Data records:

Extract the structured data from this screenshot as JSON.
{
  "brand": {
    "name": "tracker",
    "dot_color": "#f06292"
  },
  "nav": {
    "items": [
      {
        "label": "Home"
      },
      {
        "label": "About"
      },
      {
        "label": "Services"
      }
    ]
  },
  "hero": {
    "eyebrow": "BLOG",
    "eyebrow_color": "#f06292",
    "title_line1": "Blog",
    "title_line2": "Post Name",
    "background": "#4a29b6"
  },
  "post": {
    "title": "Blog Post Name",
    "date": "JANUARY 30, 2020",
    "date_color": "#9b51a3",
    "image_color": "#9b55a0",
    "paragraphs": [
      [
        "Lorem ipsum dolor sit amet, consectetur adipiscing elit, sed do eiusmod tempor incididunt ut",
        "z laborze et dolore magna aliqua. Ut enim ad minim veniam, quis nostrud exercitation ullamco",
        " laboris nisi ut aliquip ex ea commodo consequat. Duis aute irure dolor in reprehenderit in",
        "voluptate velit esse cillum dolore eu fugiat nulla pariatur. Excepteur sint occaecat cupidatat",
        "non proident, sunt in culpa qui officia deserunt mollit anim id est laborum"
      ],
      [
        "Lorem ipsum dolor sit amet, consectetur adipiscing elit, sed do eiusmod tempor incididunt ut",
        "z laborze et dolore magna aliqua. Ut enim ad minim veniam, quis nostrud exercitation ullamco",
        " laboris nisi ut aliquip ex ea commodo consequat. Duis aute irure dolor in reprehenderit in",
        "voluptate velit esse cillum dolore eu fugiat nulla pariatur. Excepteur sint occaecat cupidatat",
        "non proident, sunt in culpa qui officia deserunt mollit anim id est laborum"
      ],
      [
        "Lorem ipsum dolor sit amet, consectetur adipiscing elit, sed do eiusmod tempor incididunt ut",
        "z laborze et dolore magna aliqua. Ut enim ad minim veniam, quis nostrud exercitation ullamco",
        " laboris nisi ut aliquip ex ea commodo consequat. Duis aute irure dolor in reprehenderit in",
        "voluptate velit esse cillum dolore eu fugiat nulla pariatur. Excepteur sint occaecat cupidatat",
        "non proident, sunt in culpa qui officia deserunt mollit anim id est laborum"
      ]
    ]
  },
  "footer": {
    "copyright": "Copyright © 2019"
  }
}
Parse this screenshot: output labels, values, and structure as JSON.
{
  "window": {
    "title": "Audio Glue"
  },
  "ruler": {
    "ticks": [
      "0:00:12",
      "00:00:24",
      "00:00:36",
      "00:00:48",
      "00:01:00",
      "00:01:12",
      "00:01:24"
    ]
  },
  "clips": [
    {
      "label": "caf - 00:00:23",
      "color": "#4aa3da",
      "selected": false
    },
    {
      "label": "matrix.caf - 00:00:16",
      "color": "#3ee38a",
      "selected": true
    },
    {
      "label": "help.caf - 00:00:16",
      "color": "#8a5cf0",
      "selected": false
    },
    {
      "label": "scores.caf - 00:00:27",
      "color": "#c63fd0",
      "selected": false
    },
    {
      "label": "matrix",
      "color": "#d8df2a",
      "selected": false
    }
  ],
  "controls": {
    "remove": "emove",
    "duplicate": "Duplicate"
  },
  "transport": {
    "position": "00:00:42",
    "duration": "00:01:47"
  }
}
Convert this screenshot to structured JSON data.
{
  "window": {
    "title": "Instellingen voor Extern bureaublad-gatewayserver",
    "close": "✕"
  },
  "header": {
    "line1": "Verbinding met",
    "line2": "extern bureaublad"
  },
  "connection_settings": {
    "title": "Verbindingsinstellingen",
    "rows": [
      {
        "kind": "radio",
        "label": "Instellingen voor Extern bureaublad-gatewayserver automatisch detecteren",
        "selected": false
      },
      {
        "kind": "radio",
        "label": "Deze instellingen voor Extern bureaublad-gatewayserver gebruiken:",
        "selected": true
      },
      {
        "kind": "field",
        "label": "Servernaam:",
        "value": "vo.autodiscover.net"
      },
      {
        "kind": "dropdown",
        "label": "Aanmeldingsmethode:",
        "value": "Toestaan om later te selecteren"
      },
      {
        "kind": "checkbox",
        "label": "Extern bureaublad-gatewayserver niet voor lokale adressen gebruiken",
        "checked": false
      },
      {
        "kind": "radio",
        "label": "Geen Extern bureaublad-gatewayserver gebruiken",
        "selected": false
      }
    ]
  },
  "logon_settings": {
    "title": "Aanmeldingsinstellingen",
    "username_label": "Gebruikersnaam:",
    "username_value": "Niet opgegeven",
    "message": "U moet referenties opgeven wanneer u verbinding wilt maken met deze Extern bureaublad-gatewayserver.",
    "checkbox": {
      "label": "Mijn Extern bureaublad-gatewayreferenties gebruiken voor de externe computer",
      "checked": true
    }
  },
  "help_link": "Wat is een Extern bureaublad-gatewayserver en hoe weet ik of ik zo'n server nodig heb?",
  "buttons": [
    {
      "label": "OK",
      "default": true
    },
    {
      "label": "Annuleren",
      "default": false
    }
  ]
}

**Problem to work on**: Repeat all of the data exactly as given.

**Solution to this task**:
Extract the structured data from this screenshot as JSON.
{
  "brand": {
    "name": "tracker",
    "dot_color": "#f06292"
  },
  "nav": {
    "items": [
      {
        "label": "Home"
      },
      {
        "label": "About"
      },
      {
        "label": "Services"
      }
    ]
  },
  "hero": {
    "eyebrow": "BLOG",
    "eyebrow_color": "#f06292",
    "title_line1": "Blog",
    "title_line2": "Post Name",
    "background": "#4a29b6"
  },
  "post": {
    "title": "Blog Post Name",
    "date": "JANUARY 30, 2020",
    "date_color": "#9b51a3",
    "image_color": "#9b55a0",
    "paragraphs": [
      [
        "Lorem ipsum dolor sit amet, consectetur adipiscing elit, sed do eiusmod tempor incididunt ut",
        "z laborze et dolore magna aliqua. Ut enim ad minim veniam, quis nostrud exercitation ullamco",
        " laboris nisi ut aliquip ex ea commodo consequat. Duis aute irure dolor in reprehenderit in",
        "voluptate velit esse cillum dolore eu fugiat nulla pariatur. Excepteur sint occaecat cupidatat",
        "non proident, sunt in culpa qui officia deserunt mollit anim id est laborum"
      ],
      [
        "Lorem ipsum dolor sit amet, consectetur adipiscing elit, sed do eiusmod tempor incididunt ut",
        "z laborze et dolore magna aliqua. Ut enim ad minim veniam, quis nostrud exercitation ullamco",
        " laboris nisi ut aliquip ex ea commodo consequat. Duis aute irure dolor in reprehenderit in",
        "voluptate velit esse cillum dolore eu fugiat nulla pariatur. Excepteur sint occaecat cupidatat",
        "non proident, sunt in culpa qui officia deserunt mollit anim id est laborum"
      ],
      [
        "Lorem ipsum dolor sit amet, consectetur adipiscing elit, sed do eiusmod tempor incididunt ut",
        "z laborze et dolore magna aliqua. Ut enim ad minim veniam, quis nostrud exercitation ullamco",
        " laboris nisi ut aliquip ex ea commodo consequat. Duis aute irure dolor in reprehenderit in",
        "voluptate velit esse cillum dolore eu fugiat nulla pariatur. Excepteur sint occaecat cupidatat",
        "non proident, sunt in culpa qui officia deserunt mollit anim id est laborum"
      ]
    ]
  },
  "footer": {
    "copyright": "Copyright © 2019"
  }
}
Parse this screenshot: output labels, values, and structure as JSON.
{
  "window": {
    "title": "Audio Glue"
  },
  "ruler": {
    "ticks": [
      "0:00:12",
      "00:00:24",
      "00:00:36",
      "00:00:48",
      "00:01:00",
      "00:01:12",
      "00:01:24"
    ]
  },
  "clips": [
    {
      "label": "caf - 00:00:23",
      "color": "#4aa3da",
      "selected": false
    },
    {
      "label": "matrix.caf - 00:00:16",
      "color": "#3ee38a",
      "selected": true
    },
    {
      "label": "help.caf - 00:00:16",
      "color": "#8a5cf0",
      "selected": false
    },
    {
      "label": "scores.caf - 00:00:27",
      "color": "#c63fd0",
      "selected": false
    },
    {
      "label": "matrix",
      "color": "#d8df2a",
      "selected": false
    }
  ],
  "controls": {
    "remove": "emove",
    "duplicate": "Duplicate"
  },
  "transport": {
    "position": "00:00:42",
    "duration": "00:01:47"
  }
}
Convert this screenshot to structured JSON data.
{
  "window": {
    "title": "Instellingen voor Extern bureaublad-gatewayserver",
    "close": "✕"
  },
  "header": {
    "line1": "Verbinding met",
    "line2": "extern bureaublad"
  },
  "connection_settings": {
    "title": "Verbindingsinstellingen",
    "rows": [
      {
        "kind": "radio",
        "label": "Instellingen voor Extern bureaublad-gatewayserver automatisch detecteren",
        "selected": false
      },
      {
        "kind": "radio",
        "label": "Deze instellingen voor Extern bureaublad-gatewayserver gebruiken:",
        "selected": true
      },
      {
        "kind": "field",
        "label": "Servernaam:",
        "value": "vo.autodiscover.net"
      },
      {
        "kind": "dropdown",
        "label": "Aanmeldingsmethode:",
        "value": "Toestaan om later te selecteren"
      },
      {
        "kind": "checkbox",
        "label": "Extern bureaublad-gatewayserver niet voor lokale adressen gebruiken",
        "checked": false
      },
      {
        "kind": "radio",
        "label": "Geen Extern bureaublad-gatewayserver gebruiken",
        "selected": false
      }
    ]
  },
  "logon_settings": {
    "title": "Aanmeldingsinstellingen",
    "username_label": "Gebruikersnaam:",
    "username_value": "Niet opgegeven",
    "message": "U moet referenties opgeven wanneer u verbinding wilt maken met deze Extern bureaublad-gatewayserver.",
    "checkbox": {
      "label": "Mijn Extern bureaublad-gatewayreferenties gebruiken voor de externe computer",
      "checked": true
    }
  },
  "help_link": "Wat is een Extern bureaublad-gatewayserver en hoe weet ik of ik zo'n server nodig heb?",
  "buttons": [
    {
      "label": "OK",
      "default": true
    },
    {
      "label": "Annuleren",
      "default": false
    }
  ]
}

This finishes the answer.